Hospital managers must save around £580,000 a month to meet financial targets, as the QEH whittles away at a total debt of around £11m.

Last month, the hospital missed its target by £50,000. The deficit was caused by a drop in the number

of operations and people

requiring emergency treatment, which will mean the hospital will receive less funding from the government.

Turnaround manager Fran Rose-Smith told the hospital newsletter Viewpoint: "What this now means is that if we want any items of stationery we'll have to phone a friend, ask the wider audience or generally weigh-up whether or not we can do without it.

"We're trying to look on it in a humorous way but it is absolutely essential that we reduce our overheads."

It adds another idea being considered is an equipment swap shop where redundant items can be traded internally.

Last night a hospital spokesman said: "A lot of staff are already buying their own stationery because they know the trust is in financial difficulty, so they buy their own pens and notebooks.

"This is happening right across the hospital.

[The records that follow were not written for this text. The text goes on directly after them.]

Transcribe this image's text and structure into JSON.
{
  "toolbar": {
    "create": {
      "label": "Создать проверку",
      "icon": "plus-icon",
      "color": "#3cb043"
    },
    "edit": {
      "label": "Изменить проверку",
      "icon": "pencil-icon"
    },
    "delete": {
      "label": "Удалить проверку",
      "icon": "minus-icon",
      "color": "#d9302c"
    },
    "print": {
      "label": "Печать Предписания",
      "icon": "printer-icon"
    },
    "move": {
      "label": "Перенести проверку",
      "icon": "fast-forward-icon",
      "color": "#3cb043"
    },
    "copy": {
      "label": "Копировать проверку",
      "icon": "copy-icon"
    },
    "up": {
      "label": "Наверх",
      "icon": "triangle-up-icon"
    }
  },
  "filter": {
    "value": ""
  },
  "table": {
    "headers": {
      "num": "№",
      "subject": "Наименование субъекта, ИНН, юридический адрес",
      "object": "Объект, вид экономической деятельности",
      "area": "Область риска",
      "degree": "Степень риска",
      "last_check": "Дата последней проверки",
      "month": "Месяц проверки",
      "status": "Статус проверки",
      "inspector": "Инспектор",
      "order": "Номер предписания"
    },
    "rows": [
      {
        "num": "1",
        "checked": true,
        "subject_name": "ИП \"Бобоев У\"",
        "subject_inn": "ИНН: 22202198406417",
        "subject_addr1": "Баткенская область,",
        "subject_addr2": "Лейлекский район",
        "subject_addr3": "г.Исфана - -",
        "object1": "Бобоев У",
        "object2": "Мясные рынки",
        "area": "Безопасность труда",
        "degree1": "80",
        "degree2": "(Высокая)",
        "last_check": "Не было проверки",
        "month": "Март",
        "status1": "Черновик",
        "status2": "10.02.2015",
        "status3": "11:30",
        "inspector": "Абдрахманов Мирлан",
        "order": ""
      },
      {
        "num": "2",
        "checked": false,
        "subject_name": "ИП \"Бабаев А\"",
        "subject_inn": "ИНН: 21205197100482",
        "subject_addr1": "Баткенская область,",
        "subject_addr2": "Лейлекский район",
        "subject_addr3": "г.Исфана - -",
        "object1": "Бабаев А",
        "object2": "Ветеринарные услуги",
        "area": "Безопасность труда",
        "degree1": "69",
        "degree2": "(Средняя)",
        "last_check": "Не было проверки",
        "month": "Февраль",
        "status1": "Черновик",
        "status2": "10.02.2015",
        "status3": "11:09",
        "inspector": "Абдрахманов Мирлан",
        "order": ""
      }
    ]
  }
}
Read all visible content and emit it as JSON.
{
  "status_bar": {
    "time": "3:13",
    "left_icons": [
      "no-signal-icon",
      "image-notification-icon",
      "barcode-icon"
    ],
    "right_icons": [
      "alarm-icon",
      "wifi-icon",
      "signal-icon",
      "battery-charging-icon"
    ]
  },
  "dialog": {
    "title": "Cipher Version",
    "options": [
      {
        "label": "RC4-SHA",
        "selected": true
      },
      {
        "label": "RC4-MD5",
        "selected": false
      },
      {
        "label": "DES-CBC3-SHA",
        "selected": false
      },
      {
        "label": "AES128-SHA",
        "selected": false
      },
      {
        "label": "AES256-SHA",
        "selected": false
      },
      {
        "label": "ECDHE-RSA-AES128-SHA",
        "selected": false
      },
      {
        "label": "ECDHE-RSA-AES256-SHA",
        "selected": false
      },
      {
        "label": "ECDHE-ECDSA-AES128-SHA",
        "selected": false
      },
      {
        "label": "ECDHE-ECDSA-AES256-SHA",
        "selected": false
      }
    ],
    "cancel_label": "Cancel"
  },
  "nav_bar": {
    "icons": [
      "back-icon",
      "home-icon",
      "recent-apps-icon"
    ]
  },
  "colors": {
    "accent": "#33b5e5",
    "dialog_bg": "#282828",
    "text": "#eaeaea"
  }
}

People are doing a lot to help by subsidising the hospital out of their own pockets."